Recent research (M. Donald senior et al 2016) suggest that 97 percent of Dairy farmers in the UK have been struggling to keep afloat in the present economic climate. Only the top 3 percent, (the cream), have not bottled out.
An alternative milk product is being trialled on the Isle of Wight to satisfy demands of those who lack digits (lactose).
Groves of almond trees planted on farms close to Cowes have yet to be profitable.
Traditional techniques for milking have so far proved unsuccessful. “It has been impossible to encourage the trees to enter the parlour”. Mr I.M. Friesian said. “Due to their very nature, they will not move and remain rooted to the spot. We have reverted to using milking stools and bails out in the fields. The essence of milking almonds for profit seems to be a long way off.”
Mrs I. C. Cakes remarked: “ I was shell shocked to see farmers trying to use dogs to herd almonds. This problem is a hard nut to crack and farmers need to shell out on new equipment if they are to succeed”.
Mr Wall Nut who farms in Hull, says he has been druped into selling his cows and is now surrounded by nuts.
Mr Mac. A. Roon however, sees a future in almond farming and wishes to pass on the message to the would be nutty milkers that “You can actually have your cake and eat it”.
Risks with milking almonds have been noted. Farmers have reported that handling nuts twice a day have resulted in sore hands and in extreme cases, blindness.
Mrs Marcie Pann stated that she prefers to grind her nuts and roll them into small balls. She much prefers the taste of cows milk and has gone so far as to state: “I will never drink milk extracted from nuts”.

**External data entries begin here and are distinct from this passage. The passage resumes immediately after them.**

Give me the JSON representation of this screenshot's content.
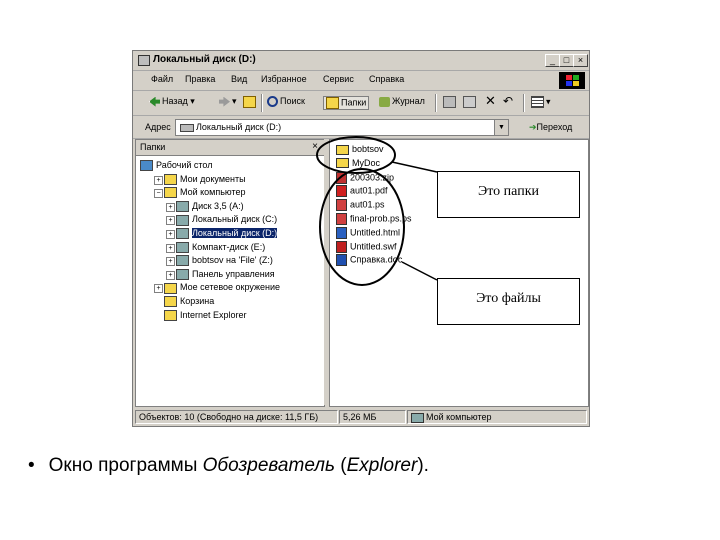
{
  "window": {
    "title": "Локальный диск (D:)",
    "controls": {
      "minimize": "_",
      "maximize": "□",
      "close": "×"
    }
  },
  "menu": {
    "items": [
      "Файл",
      "Правка",
      "Вид",
      "Избранное",
      "Сервис",
      "Справка"
    ]
  },
  "toolbar": {
    "back": "Назад",
    "search": "Поиск",
    "folders": "Папки",
    "journal": "Журнал"
  },
  "address": {
    "label": "Адрес",
    "value": "Локальный диск (D:)",
    "go": "Переход"
  },
  "folders_pane": {
    "title": "Папки",
    "close": "×",
    "tree": [
      {
        "label": "Рабочий стол",
        "level": 0,
        "expander": ""
      },
      {
        "label": "Мои документы",
        "level": 1,
        "expander": "+"
      },
      {
        "label": "Мой компьютер",
        "level": 1,
        "expander": "−"
      },
      {
        "label": "Диск 3,5 (A:)",
        "level": 2,
        "expander": "+"
      },
      {
        "label": "Локальный диск (C:)",
        "level": 2,
        "expander": "+"
      },
      {
        "label": "Локальный диск (D:)",
        "level": 2,
        "expander": "+",
        "selected": true
      },
      {
        "label": "Компакт-диск (E:)",
        "level": 2,
        "expander": "+"
      },
      {
        "label": "bobtsov на 'File' (Z:)",
        "level": 2,
        "expander": "+"
      },
      {
        "label": "Панель управления",
        "level": 2,
        "expander": "+"
      },
      {
        "label": "Мое сетевое окружение",
        "level": 1,
        "expander": "+"
      },
      {
        "label": "Корзина",
        "level": 1,
        "expander": ""
      },
      {
        "label": "Internet Explorer",
        "level": 1,
        "expander": ""
      }
    ]
  },
  "files_pane": {
    "items": [
      {
        "name": "bobtsov",
        "kind": "folder"
      },
      {
        "name": "MyDoc",
        "kind": "folder"
      },
      {
        "name": "200303.zip",
        "kind": "zip"
      },
      {
        "name": "aut01.pdf",
        "kind": "pdf"
      },
      {
        "name": "aut01.ps",
        "kind": "ps"
      },
      {
        "name": "final-prob.ps.ps",
        "kind": "ps"
      },
      {
        "name": "Untitled.html",
        "kind": "html"
      },
      {
        "name": "Untitled.swf",
        "kind": "swf"
      },
      {
        "name": "Справка.doc",
        "kind": "doc"
      }
    ]
  },
  "status": {
    "objects": "Объектов: 10 (Свободно на диске: 11,5 ГБ)",
    "size": "5,26 МБ",
    "location": "Мой компьютер"
  },
  "annotations": {
    "folders_label": "Это папки",
    "files_label": "Это файлы"
  },
  "caption": {
    "bullet": "•",
    "prefix": "Окно программы ",
    "program": "Обозреватель",
    "open_paren": " (",
    "english": "Explorer",
    "close_paren": ")."
  },
  "colors": {
    "chrome": "#d4d0c8",
    "selection": "#0a246a",
    "folder_icon": "#f5d64a"
  }
}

Mr Al Mond, his wife Hazel and their son Fil Bert stated that “money doesn't grow on trees.” They said they were concerned that nuts would be exploited by farmers looking for a new cashew cow.
The debate continues.